## Prompt
Set the data below down again, exactly, with every picture left out.

## Working data
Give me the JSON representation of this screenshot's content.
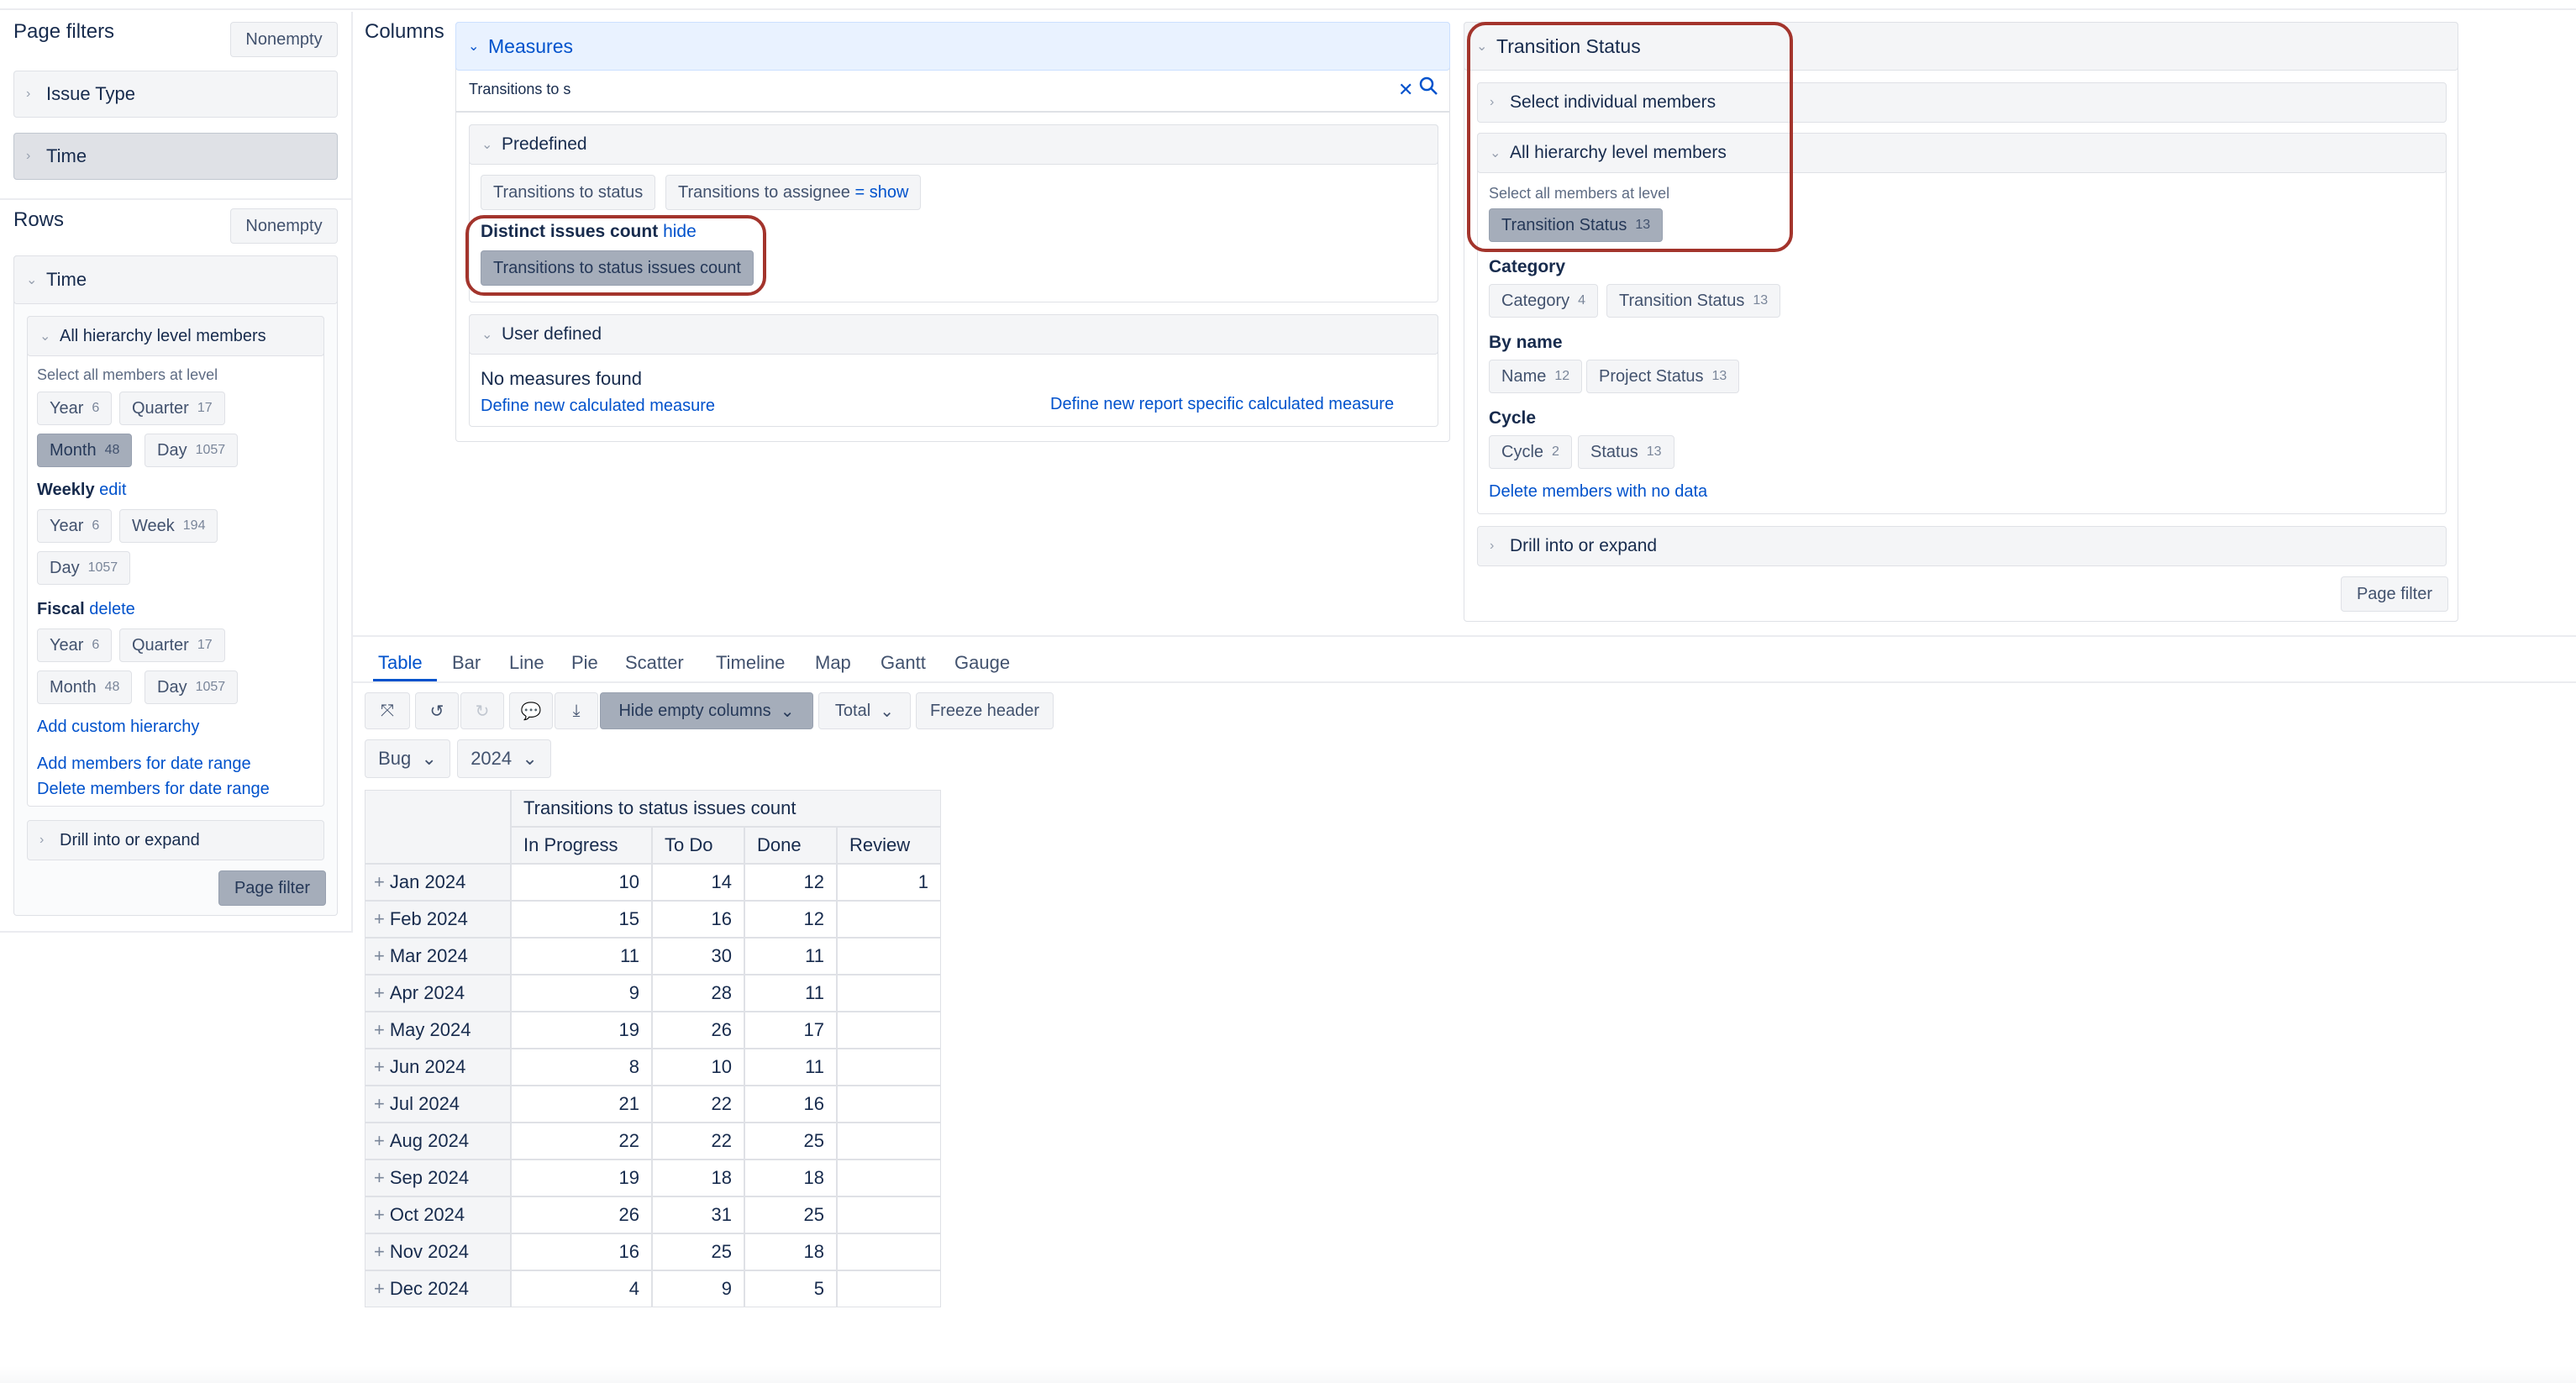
{
  "left": {
    "page_filters": {
      "title": "Page filters",
      "nonempty": "Nonempty",
      "items": [
        "Issue Type",
        "Time"
      ]
    },
    "rows": {
      "title": "Rows",
      "nonempty": "Nonempty",
      "dimension": "Time",
      "hierarchy_header": "All hierarchy level members",
      "select_all": "Select all members at level",
      "default_levels": [
        {
          "name": "Year",
          "count": "6"
        },
        {
          "name": "Quarter",
          "count": "17"
        },
        {
          "name": "Month",
          "count": "48"
        },
        {
          "name": "Day",
          "count": "1057"
        }
      ],
      "weekly": {
        "title": "Weekly",
        "action": "edit",
        "levels": [
          {
            "name": "Year",
            "count": "6"
          },
          {
            "name": "Week",
            "count": "194"
          },
          {
            "name": "Day",
            "count": "1057"
          }
        ]
      },
      "fiscal": {
        "title": "Fiscal",
        "action": "delete",
        "levels": [
          {
            "name": "Year",
            "count": "6"
          },
          {
            "name": "Quarter",
            "count": "17"
          },
          {
            "name": "Month",
            "count": "48"
          },
          {
            "name": "Day",
            "count": "1057"
          }
        ]
      },
      "add_custom_hierarchy": "Add custom hierarchy",
      "add_members_date_range": "Add members for date range",
      "delete_members_date_range": "Delete members for date range",
      "drill": "Drill into or expand",
      "page_filter": "Page filter"
    }
  },
  "columns": {
    "title": "Columns",
    "measures": {
      "header": "Measures",
      "search_value": "Transitions to s",
      "predefined_header": "Predefined",
      "chips": [
        "Transitions to status",
        "Transitions to assignee"
      ],
      "show": "show",
      "equals": "=",
      "distinct_label": "Distinct issues count",
      "hide": "hide",
      "distinct_chip": "Transitions to status issues count",
      "user_defined_header": "User defined",
      "no_measures": "No measures found",
      "define_calc": "Define new calculated measure",
      "define_report_calc": "Define new report specific calculated measure"
    },
    "transition_status": {
      "header": "Transition Status",
      "select_individual": "Select individual members",
      "all_hierarchy": "All hierarchy level members",
      "select_all": "Select all members at level",
      "default_chip": {
        "name": "Transition Status",
        "count": "13"
      },
      "groups": [
        {
          "title": "Category",
          "chips": [
            {
              "name": "Category",
              "count": "4"
            },
            {
              "name": "Transition Status",
              "count": "13"
            }
          ]
        },
        {
          "title": "By name",
          "chips": [
            {
              "name": "Name",
              "count": "12"
            },
            {
              "name": "Project Status",
              "count": "13"
            }
          ]
        },
        {
          "title": "Cycle",
          "chips": [
            {
              "name": "Cycle",
              "count": "2"
            },
            {
              "name": "Status",
              "count": "13"
            }
          ]
        }
      ],
      "delete_no_data": "Delete members with no data",
      "drill": "Drill into or expand",
      "page_filter": "Page filter"
    }
  },
  "view": {
    "tabs": [
      "Table",
      "Bar",
      "Line",
      "Pie",
      "Scatter",
      "Timeline",
      "Map",
      "Gantt",
      "Gauge"
    ],
    "active_tab": "Table",
    "toolbar": {
      "hide_empty": "Hide empty columns",
      "total": "Total",
      "freeze": "Freeze header"
    },
    "filters": {
      "issue_type": "Bug",
      "year": "2024"
    },
    "table": {
      "measure_header": "Transitions to status issues count",
      "columns": [
        "In Progress",
        "To Do",
        "Done",
        "Review"
      ],
      "rows": [
        {
          "label": "Jan 2024",
          "values": [
            "10",
            "14",
            "12",
            "1"
          ]
        },
        {
          "label": "Feb 2024",
          "values": [
            "15",
            "16",
            "12",
            ""
          ]
        },
        {
          "label": "Mar 2024",
          "values": [
            "11",
            "30",
            "11",
            ""
          ]
        },
        {
          "label": "Apr 2024",
          "values": [
            "9",
            "28",
            "11",
            ""
          ]
        },
        {
          "label": "May 2024",
          "values": [
            "19",
            "26",
            "17",
            ""
          ]
        },
        {
          "label": "Jun 2024",
          "values": [
            "8",
            "10",
            "11",
            ""
          ]
        },
        {
          "label": "Jul 2024",
          "values": [
            "21",
            "22",
            "16",
            ""
          ]
        },
        {
          "label": "Aug 2024",
          "values": [
            "22",
            "22",
            "25",
            ""
          ]
        },
        {
          "label": "Sep 2024",
          "values": [
            "19",
            "18",
            "18",
            ""
          ]
        },
        {
          "label": "Oct 2024",
          "values": [
            "26",
            "31",
            "25",
            ""
          ]
        },
        {
          "label": "Nov 2024",
          "values": [
            "16",
            "25",
            "18",
            ""
          ]
        },
        {
          "label": "Dec 2024",
          "values": [
            "4",
            "9",
            "5",
            ""
          ]
        }
      ]
    }
  },
  "colors": {
    "accent": "#0052cc",
    "highlight": "#a3342c",
    "selected_chip": "#a5adba"
  }
}
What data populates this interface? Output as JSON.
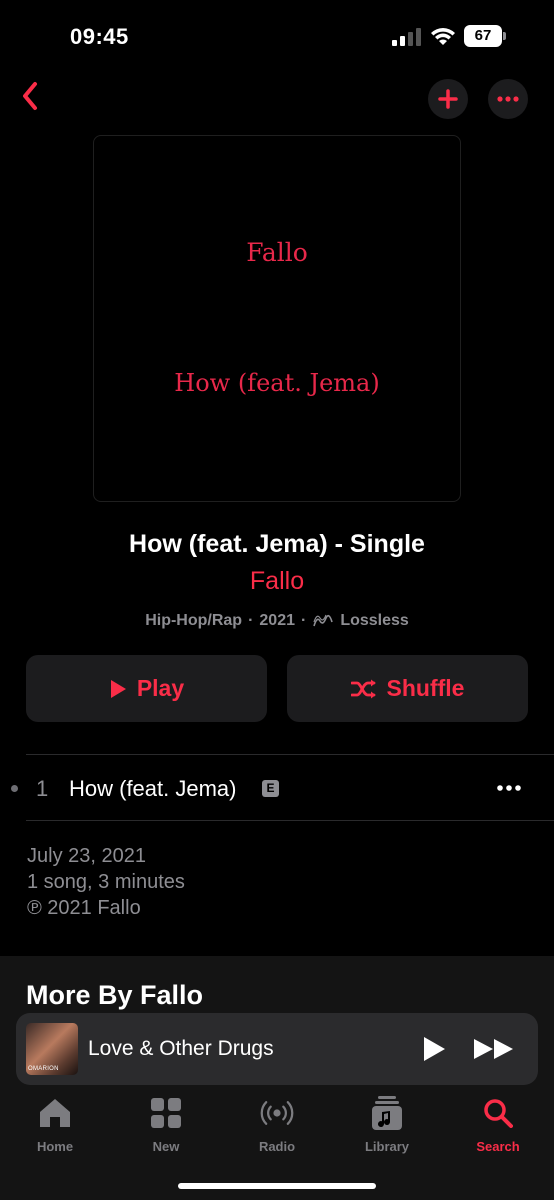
{
  "status_bar": {
    "time": "09:45",
    "battery": "67"
  },
  "nav": {
    "back_icon": "chevron-left-icon",
    "add_icon": "plus-icon",
    "more_icon": "ellipsis-icon"
  },
  "artwork": {
    "artist_text": "Fallo",
    "title_text": "How (feat. Jema)"
  },
  "album": {
    "title": "How (feat. Jema) - Single",
    "artist": "Fallo",
    "genre": "Hip-Hop/Rap",
    "separator": "·",
    "year": "2021",
    "quality": "Lossless"
  },
  "actions": {
    "play_label": "Play",
    "shuffle_label": "Shuffle"
  },
  "tracks": [
    {
      "number": "1",
      "title": "How (feat. Jema)",
      "explicit": "E"
    }
  ],
  "release_info": {
    "date": "July 23, 2021",
    "summary": "1 song, 3 minutes",
    "copyright": "℗ 2021 Fallo"
  },
  "more_by": {
    "title": "More By Fallo"
  },
  "mini_player": {
    "title": "Love & Other Drugs",
    "art_label": "OMARION"
  },
  "tabs": [
    {
      "label": "Home",
      "icon": "home-icon",
      "active": false
    },
    {
      "label": "New",
      "icon": "grid-icon",
      "active": false
    },
    {
      "label": "Radio",
      "icon": "radio-icon",
      "active": false
    },
    {
      "label": "Library",
      "icon": "library-icon",
      "active": false
    },
    {
      "label": "Search",
      "icon": "search-icon",
      "active": true
    }
  ],
  "colors": {
    "accent": "#fa2d48",
    "background": "#000000",
    "secondary_text": "#8e8e93",
    "card": "#1c1c1e"
  }
}
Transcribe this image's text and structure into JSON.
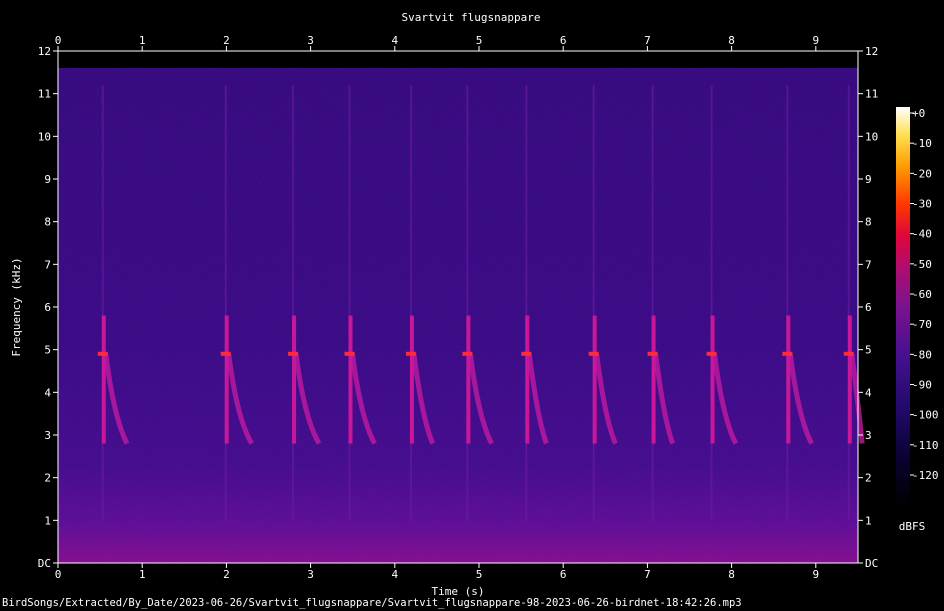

## Exercise output
Give me the JSON representation of this screenshot's content.
{
  "left": {
    "page_filters": {
      "title": "Page filters",
      "nonempty": "Nonempty",
      "items": [
        "Issue Type",
        "Time"
      ]
    },
    "rows": {
      "title": "Rows",
      "nonempty": "Nonempty",
      "dimension": "Time",
      "hierarchy_header": "All hierarchy level members",
      "select_all": "Select all members at level",
      "default_levels": [
        {
          "name": "Year",
          "count": "6"
        },
        {
          "name": "Quarter",
          "count": "17"
        },
        {
          "name": "Month",
          "count": "48"
        },
        {
          "name": "Day",
          "count": "1057"
        }
      ],
      "weekly": {
        "title": "Weekly",
        "action": "edit",
        "levels": [
          {
            "name": "Year",
            "count": "6"
          },
          {
            "name": "Week",
            "count": "194"
          },
          {
            "name": "Day",
            "count": "1057"
          }
        ]
      },
      "fiscal": {
        "title": "Fiscal",
        "action": "delete",
        "levels": [
          {
            "name": "Year",
            "count": "6"
          },
          {
            "name": "Quarter",
            "count": "17"
          },
          {
            "name": "Month",
            "count": "48"
          },
          {
            "name": "Day",
            "count": "1057"
          }
        ]
      },
      "add_custom_hierarchy": "Add custom hierarchy",
      "add_members_date_range": "Add members for date range",
      "delete_members_date_range": "Delete members for date range",
      "drill": "Drill into or expand",
      "page_filter": "Page filter"
    }
  },
  "columns": {
    "title": "Columns",
    "measures": {
      "header": "Measures",
      "search_value": "Transitions to s",
      "predefined_header": "Predefined",
      "chips": [
        "Transitions to status",
        "Transitions to assignee"
      ],
      "show": "show",
      "equals": "=",
      "distinct_label": "Distinct issues count",
      "hide": "hide",
      "distinct_chip": "Transitions to status issues count",
      "user_defined_header": "User defined",
      "no_measures": "No measures found",
      "define_calc": "Define new calculated measure",
      "define_report_calc": "Define new report specific calculated measure"
    },
    "transition_status": {
      "header": "Transition Status",
      "select_individual": "Select individual members",
      "all_hierarchy": "All hierarchy level members",
      "select_all": "Select all members at level",
      "default_chip": {
        "name": "Transition Status",
        "count": "13"
      },
      "groups": [
        {
          "title": "Category",
          "chips": [
            {
              "name": "Category",
              "count": "4"
            },
            {
              "name": "Transition Status",
              "count": "13"
            }
          ]
        },
        {
          "title": "By name",
          "chips": [
            {
              "name": "Name",
              "count": "12"
            },
            {
              "name": "Project Status",
              "count": "13"
            }
          ]
        },
        {
          "title": "Cycle",
          "chips": [
            {
              "name": "Cycle",
              "count": "2"
            },
            {
              "name": "Status",
              "count": "13"
            }
          ]
        }
      ],
      "delete_no_data": "Delete members with no data",
      "drill": "Drill into or expand",
      "page_filter": "Page filter"
    }
  },
  "view": {
    "tabs": [
      "Table",
      "Bar",
      "Line",
      "Pie",
      "Scatter",
      "Timeline",
      "Map",
      "Gantt",
      "Gauge"
    ],
    "active_tab": "Table",
    "toolbar": {
      "hide_empty": "Hide empty columns",
      "total": "Total",
      "freeze": "Freeze header"
    },
    "filters": {
      "issue_type": "Bug",
      "year": "2024"
    },
    "table": {
      "measure_header": "Transitions to status issues count",
      "columns": [
        "In Progress",
        "To Do",
        "Done",
        "Review"
      ],
      "rows": [
        {
          "label": "Jan 2024",
          "values": [
            "10",
            "14",
            "12",
            "1"
          ]
        },
        {
          "label": "Feb 2024",
          "values": [
            "15",
            "16",
            "12",
            ""
          ]
        },
        {
          "label": "Mar 2024",
          "values": [
            "11",
            "30",
            "11",
            ""
          ]
        },
        {
          "label": "Apr 2024",
          "values": [
            "9",
            "28",
            "11",
            ""
          ]
        },
        {
          "label": "May 2024",
          "values": [
            "19",
            "26",
            "17",
            ""
          ]
        },
        {
          "label": "Jun 2024",
          "values": [
            "8",
            "10",
            "11",
            ""
          ]
        },
        {
          "label": "Jul 2024",
          "values": [
            "21",
            "22",
            "16",
            ""
          ]
        },
        {
          "label": "Aug 2024",
          "values": [
            "22",
            "22",
            "25",
            ""
          ]
        },
        {
          "label": "Sep 2024",
          "values": [
            "19",
            "18",
            "18",
            ""
          ]
        },
        {
          "label": "Oct 2024",
          "values": [
            "26",
            "31",
            "25",
            ""
          ]
        },
        {
          "label": "Nov 2024",
          "values": [
            "16",
            "25",
            "18",
            ""
          ]
        },
        {
          "label": "Dec 2024",
          "values": [
            "4",
            "9",
            "5",
            ""
          ]
        }
      ]
    }
  },
  "colors": {
    "accent": "#0052cc",
    "highlight": "#a3342c",
    "selected_chip": "#a5adba"
  }
}
What data populates this interface? Output as JSON.
{
  "status_bar": {
    "time": "09:45",
    "battery": "67"
  },
  "nav": {
    "back_icon": "chevron-left-icon",
    "add_icon": "plus-icon",
    "more_icon": "ellipsis-icon"
  },
  "artwork": {
    "artist_text": "Fallo",
    "title_text": "How (feat. Jema)"
  },
  "album": {
    "title": "How (feat. Jema) - Single",
    "artist": "Fallo",
    "genre": "Hip-Hop/Rap",
    "separator": "·",
    "year": "2021",
    "quality": "Lossless"
  },
  "actions": {
    "play_label": "Play",
    "shuffle_label": "Shuffle"
  },
  "tracks": [
    {
      "number": "1",
      "title": "How (feat. Jema)",
      "explicit": "E"
    }
  ],
  "release_info": {
    "date": "July 23, 2021",
    "summary": "1 song, 3 minutes",
    "copyright": "℗ 2021 Fallo"
  },
  "more_by": {
    "title": "More By Fallo"
  },
  "mini_player": {
    "title": "Love & Other Drugs",
    "art_label": "OMARION"
  },
  "tabs": [
    {
      "label": "Home",
      "icon": "home-icon",
      "active": false
    },
    {
      "label": "New",
      "icon": "grid-icon",
      "active": false
    },
    {
      "label": "Radio",
      "icon": "radio-icon",
      "active": false
    },
    {
      "label": "Library",
      "icon": "library-icon",
      "active": false
    },
    {
      "label": "Search",
      "icon": "search-icon",
      "active": true
    }
  ],
  "colors": {
    "accent": "#fa2d48",
    "background": "#000000",
    "secondary_text": "#8e8e93",
    "card": "#1c1c1e"
  }
}
Transcribe this image's text and structure into JSON.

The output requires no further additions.